Please copy the data exactly as it stands, minus the images.

### AVAILABLE RECORDS

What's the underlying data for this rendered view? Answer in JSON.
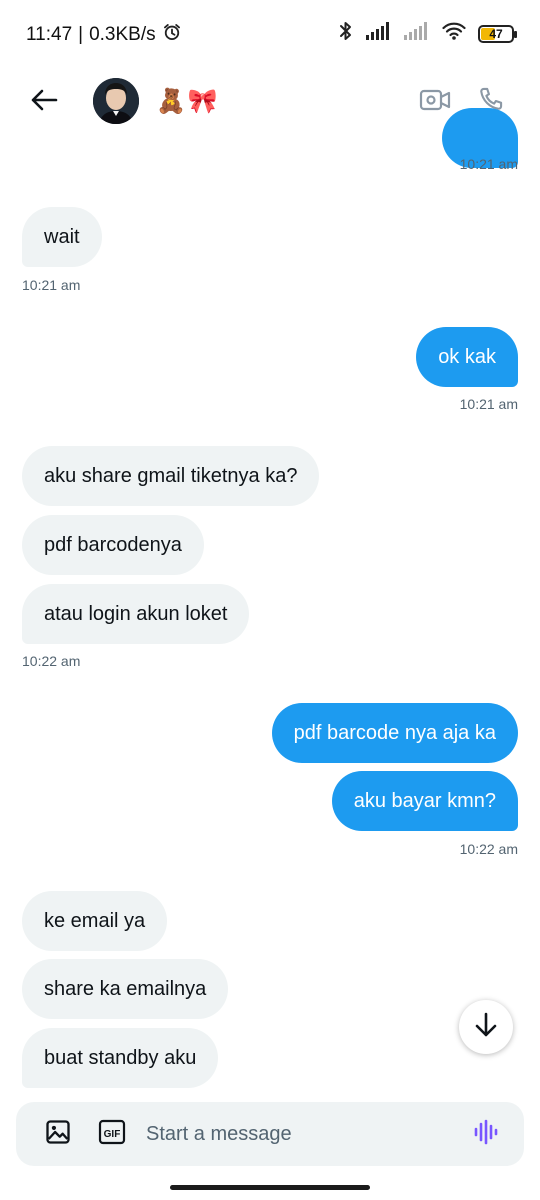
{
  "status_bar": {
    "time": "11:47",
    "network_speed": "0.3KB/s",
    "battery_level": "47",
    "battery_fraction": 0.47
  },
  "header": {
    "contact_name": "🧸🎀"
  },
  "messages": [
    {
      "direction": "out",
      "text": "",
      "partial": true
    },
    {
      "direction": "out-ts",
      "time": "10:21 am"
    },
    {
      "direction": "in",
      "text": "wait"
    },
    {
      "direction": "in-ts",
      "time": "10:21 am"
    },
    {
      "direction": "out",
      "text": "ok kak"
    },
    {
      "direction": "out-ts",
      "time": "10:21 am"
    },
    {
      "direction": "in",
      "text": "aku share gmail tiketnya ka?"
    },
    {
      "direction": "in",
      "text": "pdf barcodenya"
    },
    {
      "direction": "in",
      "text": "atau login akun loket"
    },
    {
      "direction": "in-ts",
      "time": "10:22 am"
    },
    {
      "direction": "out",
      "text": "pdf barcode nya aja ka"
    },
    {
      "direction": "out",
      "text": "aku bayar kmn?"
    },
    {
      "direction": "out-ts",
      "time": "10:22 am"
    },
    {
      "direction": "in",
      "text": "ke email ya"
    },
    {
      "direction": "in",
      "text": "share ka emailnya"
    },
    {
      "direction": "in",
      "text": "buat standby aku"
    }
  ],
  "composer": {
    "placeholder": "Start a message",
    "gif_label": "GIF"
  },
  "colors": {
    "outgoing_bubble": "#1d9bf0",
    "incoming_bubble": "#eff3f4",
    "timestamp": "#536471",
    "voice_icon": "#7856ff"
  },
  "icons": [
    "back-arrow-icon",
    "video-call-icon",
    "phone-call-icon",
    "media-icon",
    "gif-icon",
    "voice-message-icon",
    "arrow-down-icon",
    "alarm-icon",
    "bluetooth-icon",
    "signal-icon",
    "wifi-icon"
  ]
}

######

● **YOUR RESPONSE**:
What's the underlying data for this rendered view? Answer in JSON.
{
  "status_bar": {
    "time": "11:47",
    "network_speed": "0.3KB/s",
    "battery_level": "47",
    "battery_fraction": 0.47
  },
  "header": {
    "contact_name": "🧸🎀"
  },
  "messages": [
    {
      "direction": "out",
      "text": "",
      "partial": true
    },
    {
      "direction": "out-ts",
      "time": "10:21 am"
    },
    {
      "direction": "in",
      "text": "wait"
    },
    {
      "direction": "in-ts",
      "time": "10:21 am"
    },
    {
      "direction": "out",
      "text": "ok kak"
    },
    {
      "direction": "out-ts",
      "time": "10:21 am"
    },
    {
      "direction": "in",
      "text": "aku share gmail tiketnya ka?"
    },
    {
      "direction": "in",
      "text": "pdf barcodenya"
    },
    {
      "direction": "in",
      "text": "atau login akun loket"
    },
    {
      "direction": "in-ts",
      "time": "10:22 am"
    },
    {
      "direction": "out",
      "text": "pdf barcode nya aja ka"
    },
    {
      "direction": "out",
      "text": "aku bayar kmn?"
    },
    {
      "direction": "out-ts",
      "time": "10:22 am"
    },
    {
      "direction": "in",
      "text": "ke email ya"
    },
    {
      "direction": "in",
      "text": "share ka emailnya"
    },
    {
      "direction": "in",
      "text": "buat standby aku"
    }
  ],
  "composer": {
    "placeholder": "Start a message",
    "gif_label": "GIF"
  },
  "colors": {
    "outgoing_bubble": "#1d9bf0",
    "incoming_bubble": "#eff3f4",
    "timestamp": "#536471",
    "voice_icon": "#7856ff"
  },
  "icons": [
    "back-arrow-icon",
    "video-call-icon",
    "phone-call-icon",
    "media-icon",
    "gif-icon",
    "voice-message-icon",
    "arrow-down-icon",
    "alarm-icon",
    "bluetooth-icon",
    "signal-icon",
    "wifi-icon"
  ]
}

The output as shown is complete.